§ What you will do
In full and without alteration, write out the data below.

(Website and app data records)
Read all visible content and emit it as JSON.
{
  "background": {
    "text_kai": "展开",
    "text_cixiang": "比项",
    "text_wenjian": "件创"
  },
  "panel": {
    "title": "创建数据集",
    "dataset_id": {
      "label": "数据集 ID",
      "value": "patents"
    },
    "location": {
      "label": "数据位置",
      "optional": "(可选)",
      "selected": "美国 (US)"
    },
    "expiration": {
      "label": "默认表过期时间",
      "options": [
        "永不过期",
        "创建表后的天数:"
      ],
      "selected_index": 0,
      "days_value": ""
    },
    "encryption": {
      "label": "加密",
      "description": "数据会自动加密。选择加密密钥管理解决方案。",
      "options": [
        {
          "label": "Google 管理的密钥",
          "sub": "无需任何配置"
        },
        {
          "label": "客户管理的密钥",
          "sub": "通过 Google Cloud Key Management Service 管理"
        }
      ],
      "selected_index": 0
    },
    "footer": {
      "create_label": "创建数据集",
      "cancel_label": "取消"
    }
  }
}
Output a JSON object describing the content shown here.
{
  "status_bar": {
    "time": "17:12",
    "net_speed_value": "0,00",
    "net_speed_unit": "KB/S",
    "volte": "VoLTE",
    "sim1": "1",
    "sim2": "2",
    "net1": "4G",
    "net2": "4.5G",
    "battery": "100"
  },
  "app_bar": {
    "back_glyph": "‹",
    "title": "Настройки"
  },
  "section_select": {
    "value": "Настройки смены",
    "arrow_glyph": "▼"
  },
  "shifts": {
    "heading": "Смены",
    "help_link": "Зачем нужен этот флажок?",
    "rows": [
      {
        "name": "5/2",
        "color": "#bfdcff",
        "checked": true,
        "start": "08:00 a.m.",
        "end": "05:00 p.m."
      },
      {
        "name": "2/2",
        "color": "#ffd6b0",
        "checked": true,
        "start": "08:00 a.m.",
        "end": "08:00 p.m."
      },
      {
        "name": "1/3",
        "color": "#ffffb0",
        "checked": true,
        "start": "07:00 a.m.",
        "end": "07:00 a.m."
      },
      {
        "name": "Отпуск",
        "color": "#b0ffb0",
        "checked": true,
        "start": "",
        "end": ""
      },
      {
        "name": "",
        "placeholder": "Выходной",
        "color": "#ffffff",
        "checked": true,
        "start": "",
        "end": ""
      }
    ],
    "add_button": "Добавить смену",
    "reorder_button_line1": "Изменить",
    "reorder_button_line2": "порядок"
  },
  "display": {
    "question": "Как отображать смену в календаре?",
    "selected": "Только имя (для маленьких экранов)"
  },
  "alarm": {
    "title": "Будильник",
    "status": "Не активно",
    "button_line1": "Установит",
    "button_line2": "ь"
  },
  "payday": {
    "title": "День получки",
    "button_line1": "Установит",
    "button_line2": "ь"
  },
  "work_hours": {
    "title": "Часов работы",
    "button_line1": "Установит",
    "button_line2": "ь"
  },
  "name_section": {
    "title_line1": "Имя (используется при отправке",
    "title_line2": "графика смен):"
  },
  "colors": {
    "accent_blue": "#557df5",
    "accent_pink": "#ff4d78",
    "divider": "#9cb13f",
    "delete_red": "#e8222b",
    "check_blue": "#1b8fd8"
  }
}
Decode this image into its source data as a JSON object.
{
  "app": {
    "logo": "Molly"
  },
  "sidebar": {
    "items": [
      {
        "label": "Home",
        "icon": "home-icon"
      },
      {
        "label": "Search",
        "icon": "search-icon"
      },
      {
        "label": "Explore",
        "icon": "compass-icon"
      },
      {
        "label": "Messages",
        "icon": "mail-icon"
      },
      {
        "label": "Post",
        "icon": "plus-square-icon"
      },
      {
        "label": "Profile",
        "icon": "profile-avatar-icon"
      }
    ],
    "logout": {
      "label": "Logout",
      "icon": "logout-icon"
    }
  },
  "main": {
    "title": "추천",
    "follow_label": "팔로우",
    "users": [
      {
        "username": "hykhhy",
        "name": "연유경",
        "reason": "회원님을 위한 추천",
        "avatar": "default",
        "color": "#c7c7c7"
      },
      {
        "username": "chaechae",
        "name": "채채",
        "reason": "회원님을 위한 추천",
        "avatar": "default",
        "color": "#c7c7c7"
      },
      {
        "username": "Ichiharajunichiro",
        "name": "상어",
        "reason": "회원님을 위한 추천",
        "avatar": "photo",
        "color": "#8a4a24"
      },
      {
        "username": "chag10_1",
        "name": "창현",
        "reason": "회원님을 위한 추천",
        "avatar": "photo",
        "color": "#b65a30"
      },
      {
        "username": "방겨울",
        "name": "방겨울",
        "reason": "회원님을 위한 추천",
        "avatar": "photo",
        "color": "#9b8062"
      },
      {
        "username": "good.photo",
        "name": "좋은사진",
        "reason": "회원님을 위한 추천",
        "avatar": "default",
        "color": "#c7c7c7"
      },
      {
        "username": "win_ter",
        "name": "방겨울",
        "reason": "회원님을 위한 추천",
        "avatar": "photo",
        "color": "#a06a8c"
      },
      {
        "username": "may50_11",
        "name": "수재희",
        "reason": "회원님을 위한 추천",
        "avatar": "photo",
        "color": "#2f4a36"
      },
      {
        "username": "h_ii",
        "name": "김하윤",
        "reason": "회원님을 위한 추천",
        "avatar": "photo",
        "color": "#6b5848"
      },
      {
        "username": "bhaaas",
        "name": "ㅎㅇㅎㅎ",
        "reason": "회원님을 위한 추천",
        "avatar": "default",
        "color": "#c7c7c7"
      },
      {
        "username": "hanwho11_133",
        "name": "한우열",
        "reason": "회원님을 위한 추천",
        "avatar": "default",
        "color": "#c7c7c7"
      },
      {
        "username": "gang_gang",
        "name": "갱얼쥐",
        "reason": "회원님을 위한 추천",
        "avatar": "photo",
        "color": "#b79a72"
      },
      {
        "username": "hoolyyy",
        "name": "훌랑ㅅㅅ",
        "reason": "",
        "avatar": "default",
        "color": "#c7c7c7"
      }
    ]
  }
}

§ Answer below
Read all visible content and emit it as JSON.
{
  "background": {
    "text_kai": "展开",
    "text_cixiang": "比项",
    "text_wenjian": "件创"
  },
  "panel": {
    "title": "创建数据集",
    "dataset_id": {
      "label": "数据集 ID",
      "value": "patents"
    },
    "location": {
      "label": "数据位置",
      "optional": "(可选)",
      "selected": "美国 (US)"
    },
    "expiration": {
      "label": "默认表过期时间",
      "options": [
        "永不过期",
        "创建表后的天数:"
      ],
      "selected_index": 0,
      "days_value": ""
    },
    "encryption": {
      "label": "加密",
      "description": "数据会自动加密。选择加密密钥管理解决方案。",
      "options": [
        {
          "label": "Google 管理的密钥",
          "sub": "无需任何配置"
        },
        {
          "label": "客户管理的密钥",
          "sub": "通过 Google Cloud Key Management Service 管理"
        }
      ],
      "selected_index": 0
    },
    "footer": {
      "create_label": "创建数据集",
      "cancel_label": "取消"
    }
  }
}
Output a JSON object describing the content shown here.
{
  "status_bar": {
    "time": "17:12",
    "net_speed_value": "0,00",
    "net_speed_unit": "KB/S",
    "volte": "VoLTE",
    "sim1": "1",
    "sim2": "2",
    "net1": "4G",
    "net2": "4.5G",
    "battery": "100"
  },
  "app_bar": {
    "back_glyph": "‹",
    "title": "Настройки"
  },
  "section_select": {
    "value": "Настройки смены",
    "arrow_glyph": "▼"
  },
  "shifts": {
    "heading": "Смены",
    "help_link": "Зачем нужен этот флажок?",
    "rows": [
      {
        "name": "5/2",
        "color": "#bfdcff",
        "checked": true,
        "start": "08:00 a.m.",
        "end": "05:00 p.m."
      },
      {
        "name": "2/2",
        "color": "#ffd6b0",
        "checked": true,
        "start": "08:00 a.m.",
        "end": "08:00 p.m."
      },
      {
        "name": "1/3",
        "color": "#ffffb0",
        "checked": true,
        "start": "07:00 a.m.",
        "end": "07:00 a.m."
      },
      {
        "name": "Отпуск",
        "color": "#b0ffb0",
        "checked": true,
        "start": "",
        "end": ""
      },
      {
        "name": "",
        "placeholder": "Выходной",
        "color": "#ffffff",
        "checked": true,
        "start": "",
        "end": ""
      }
    ],
    "add_button": "Добавить смену",
    "reorder_button_line1": "Изменить",
    "reorder_button_line2": "порядок"
  },
  "display": {
    "question": "Как отображать смену в календаре?",
    "selected": "Только имя (для маленьких экранов)"
  },
  "alarm": {
    "title": "Будильник",
    "status": "Не активно",
    "button_line1": "Установит",
    "button_line2": "ь"
  },
  "payday": {
    "title": "День получки",
    "button_line1": "Установит",
    "button_line2": "ь"
  },
  "work_hours": {
    "title": "Часов работы",
    "button_line1": "Установит",
    "button_line2": "ь"
  },
  "name_section": {
    "title_line1": "Имя (используется при отправке",
    "title_line2": "графика смен):"
  },
  "colors": {
    "accent_blue": "#557df5",
    "accent_pink": "#ff4d78",
    "divider": "#9cb13f",
    "delete_red": "#e8222b",
    "check_blue": "#1b8fd8"
  }
}
Decode this image into its source data as a JSON object.
{
  "app": {
    "logo": "Molly"
  },
  "sidebar": {
    "items": [
      {
        "label": "Home",
        "icon": "home-icon"
      },
      {
        "label": "Search",
        "icon": "search-icon"
      },
      {
        "label": "Explore",
        "icon": "compass-icon"
      },
      {
        "label": "Messages",
        "icon": "mail-icon"
      },
      {
        "label": "Post",
        "icon": "plus-square-icon"
      },
      {
        "label": "Profile",
        "icon": "profile-avatar-icon"
      }
    ],
    "logout": {
      "label": "Logout",
      "icon": "logout-icon"
    }
  },
  "main": {
    "title": "추천",
    "follow_label": "팔로우",
    "users": [
      {
        "username": "hykhhy",
        "name": "연유경",
        "reason": "회원님을 위한 추천",
        "avatar": "default",
        "color": "#c7c7c7"
      },
      {
        "username": "chaechae",
        "name": "채채",
        "reason": "회원님을 위한 추천",
        "avatar": "default",
        "color": "#c7c7c7"
      },
      {
        "username": "Ichiharajunichiro",
        "name": "상어",
        "reason": "회원님을 위한 추천",
        "avatar": "photo",
        "color": "#8a4a24"
      },
      {
        "username": "chag10_1",
        "name": "창현",
        "reason": "회원님을 위한 추천",
        "avatar": "photo",
        "color": "#b65a30"
      },
      {
        "username": "방겨울",
        "name": "방겨울",
        "reason": "회원님을 위한 추천",
        "avatar": "photo",
        "color": "#9b8062"
      },
      {
        "username": "good.photo",
        "name": "좋은사진",
        "reason": "회원님을 위한 추천",
        "avatar": "default",
        "color": "#c7c7c7"
      },
      {
        "username": "win_ter",
        "name": "방겨울",
        "reason": "회원님을 위한 추천",
        "avatar": "photo",
        "color": "#a06a8c"
      },
      {
        "username": "may50_11",
        "name": "수재희",
        "reason": "회원님을 위한 추천",
        "avatar": "photo",
        "color": "#2f4a36"
      },
      {
        "username": "h_ii",
        "name": "김하윤",
        "reason": "회원님을 위한 추천",
        "avatar": "photo",
        "color": "#6b5848"
      },
      {
        "username": "bhaaas",
        "name": "ㅎㅇㅎㅎ",
        "reason": "회원님을 위한 추천",
        "avatar": "default",
        "color": "#c7c7c7"
      },
      {
        "username": "hanwho11_133",
        "name": "한우열",
        "reason": "회원님을 위한 추천",
        "avatar": "default",
        "color": "#c7c7c7"
      },
      {
        "username": "gang_gang",
        "name": "갱얼쥐",
        "reason": "회원님을 위한 추천",
        "avatar": "photo",
        "color": "#b79a72"
      },
      {
        "username": "hoolyyy",
        "name": "훌랑ㅅㅅ",
        "reason": "",
        "avatar": "default",
        "color": "#c7c7c7"
      }
    ]
  }
}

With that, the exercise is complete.